**Work order:** Return, from the lines below, each one that includes the word "Dokumenti".

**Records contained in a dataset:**

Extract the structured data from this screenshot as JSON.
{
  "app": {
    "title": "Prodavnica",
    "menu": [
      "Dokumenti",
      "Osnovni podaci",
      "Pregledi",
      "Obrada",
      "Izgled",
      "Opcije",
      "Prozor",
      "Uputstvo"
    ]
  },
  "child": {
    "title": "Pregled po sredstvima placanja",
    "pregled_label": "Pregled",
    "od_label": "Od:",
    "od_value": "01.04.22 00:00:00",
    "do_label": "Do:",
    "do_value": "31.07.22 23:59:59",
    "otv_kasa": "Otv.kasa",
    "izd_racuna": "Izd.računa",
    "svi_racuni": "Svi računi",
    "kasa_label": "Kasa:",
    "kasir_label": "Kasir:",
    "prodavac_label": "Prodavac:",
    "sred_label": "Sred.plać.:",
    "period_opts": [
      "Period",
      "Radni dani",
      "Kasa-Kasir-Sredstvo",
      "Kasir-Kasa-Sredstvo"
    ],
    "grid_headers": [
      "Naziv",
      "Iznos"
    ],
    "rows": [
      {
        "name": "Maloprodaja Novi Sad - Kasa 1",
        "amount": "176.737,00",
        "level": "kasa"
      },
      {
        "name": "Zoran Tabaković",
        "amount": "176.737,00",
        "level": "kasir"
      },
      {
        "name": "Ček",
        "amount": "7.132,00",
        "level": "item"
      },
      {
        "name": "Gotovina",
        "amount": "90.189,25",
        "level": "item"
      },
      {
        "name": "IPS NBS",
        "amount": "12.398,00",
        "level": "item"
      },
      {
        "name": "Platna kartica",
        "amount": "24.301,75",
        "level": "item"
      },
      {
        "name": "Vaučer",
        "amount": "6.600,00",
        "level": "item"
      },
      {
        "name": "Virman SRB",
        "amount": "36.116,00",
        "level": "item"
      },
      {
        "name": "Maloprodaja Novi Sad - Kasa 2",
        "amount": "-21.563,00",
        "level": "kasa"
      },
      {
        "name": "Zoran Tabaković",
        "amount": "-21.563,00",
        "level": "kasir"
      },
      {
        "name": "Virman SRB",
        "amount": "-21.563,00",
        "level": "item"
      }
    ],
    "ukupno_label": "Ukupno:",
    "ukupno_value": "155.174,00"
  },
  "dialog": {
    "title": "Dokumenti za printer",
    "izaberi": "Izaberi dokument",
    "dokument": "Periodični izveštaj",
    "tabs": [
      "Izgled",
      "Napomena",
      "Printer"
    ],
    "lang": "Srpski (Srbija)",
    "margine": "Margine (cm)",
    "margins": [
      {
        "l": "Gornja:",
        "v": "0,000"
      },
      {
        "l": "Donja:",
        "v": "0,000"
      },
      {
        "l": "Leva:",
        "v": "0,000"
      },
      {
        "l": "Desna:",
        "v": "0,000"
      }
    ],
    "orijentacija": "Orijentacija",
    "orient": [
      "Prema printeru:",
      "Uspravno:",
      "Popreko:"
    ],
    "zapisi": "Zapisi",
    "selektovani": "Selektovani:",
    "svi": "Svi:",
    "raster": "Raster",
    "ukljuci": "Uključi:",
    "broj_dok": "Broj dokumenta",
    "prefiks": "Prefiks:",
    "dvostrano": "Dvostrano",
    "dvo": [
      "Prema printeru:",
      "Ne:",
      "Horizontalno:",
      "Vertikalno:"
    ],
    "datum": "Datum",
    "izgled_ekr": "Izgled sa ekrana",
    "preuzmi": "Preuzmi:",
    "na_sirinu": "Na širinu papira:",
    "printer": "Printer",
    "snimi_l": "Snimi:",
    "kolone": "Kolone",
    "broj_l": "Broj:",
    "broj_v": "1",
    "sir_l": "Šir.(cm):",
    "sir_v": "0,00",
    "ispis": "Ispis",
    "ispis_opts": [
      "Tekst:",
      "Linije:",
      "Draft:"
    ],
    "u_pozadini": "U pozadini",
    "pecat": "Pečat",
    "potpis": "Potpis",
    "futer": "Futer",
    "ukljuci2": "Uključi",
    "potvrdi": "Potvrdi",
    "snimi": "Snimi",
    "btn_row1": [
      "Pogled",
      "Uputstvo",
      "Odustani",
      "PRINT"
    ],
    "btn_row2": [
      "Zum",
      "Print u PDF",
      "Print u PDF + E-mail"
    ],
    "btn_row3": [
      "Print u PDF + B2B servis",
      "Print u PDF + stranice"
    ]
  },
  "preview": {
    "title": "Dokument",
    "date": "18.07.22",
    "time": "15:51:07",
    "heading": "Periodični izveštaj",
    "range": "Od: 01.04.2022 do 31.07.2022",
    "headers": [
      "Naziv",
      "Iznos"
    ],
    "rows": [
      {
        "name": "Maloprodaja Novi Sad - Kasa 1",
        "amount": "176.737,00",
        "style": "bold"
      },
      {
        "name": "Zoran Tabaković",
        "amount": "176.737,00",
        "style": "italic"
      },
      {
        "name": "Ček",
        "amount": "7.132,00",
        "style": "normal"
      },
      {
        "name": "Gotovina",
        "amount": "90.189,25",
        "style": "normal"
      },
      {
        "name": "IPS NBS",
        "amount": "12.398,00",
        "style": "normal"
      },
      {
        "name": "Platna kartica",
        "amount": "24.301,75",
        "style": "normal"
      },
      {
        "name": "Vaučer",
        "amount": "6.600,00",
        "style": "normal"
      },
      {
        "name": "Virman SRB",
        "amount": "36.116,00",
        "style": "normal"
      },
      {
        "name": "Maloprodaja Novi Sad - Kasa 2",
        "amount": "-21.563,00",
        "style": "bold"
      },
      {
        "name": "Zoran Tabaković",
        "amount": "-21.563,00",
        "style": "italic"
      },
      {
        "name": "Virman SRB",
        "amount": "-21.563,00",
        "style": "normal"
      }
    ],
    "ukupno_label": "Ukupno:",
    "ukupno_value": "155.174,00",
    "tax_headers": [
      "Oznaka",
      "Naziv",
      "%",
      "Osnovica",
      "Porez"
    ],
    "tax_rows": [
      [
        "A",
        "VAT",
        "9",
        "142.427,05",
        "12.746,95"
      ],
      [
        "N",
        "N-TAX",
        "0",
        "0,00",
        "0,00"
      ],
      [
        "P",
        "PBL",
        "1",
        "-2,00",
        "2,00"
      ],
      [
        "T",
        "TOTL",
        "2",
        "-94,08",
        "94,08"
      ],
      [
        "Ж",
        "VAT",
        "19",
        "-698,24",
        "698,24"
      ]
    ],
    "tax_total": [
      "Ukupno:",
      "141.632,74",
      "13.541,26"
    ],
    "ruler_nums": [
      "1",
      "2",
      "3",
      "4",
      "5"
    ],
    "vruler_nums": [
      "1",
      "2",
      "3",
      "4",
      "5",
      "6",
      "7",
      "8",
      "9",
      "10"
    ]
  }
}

**Exercise result:**
      "Dokumenti",
    "title": "Dokumenti za printer",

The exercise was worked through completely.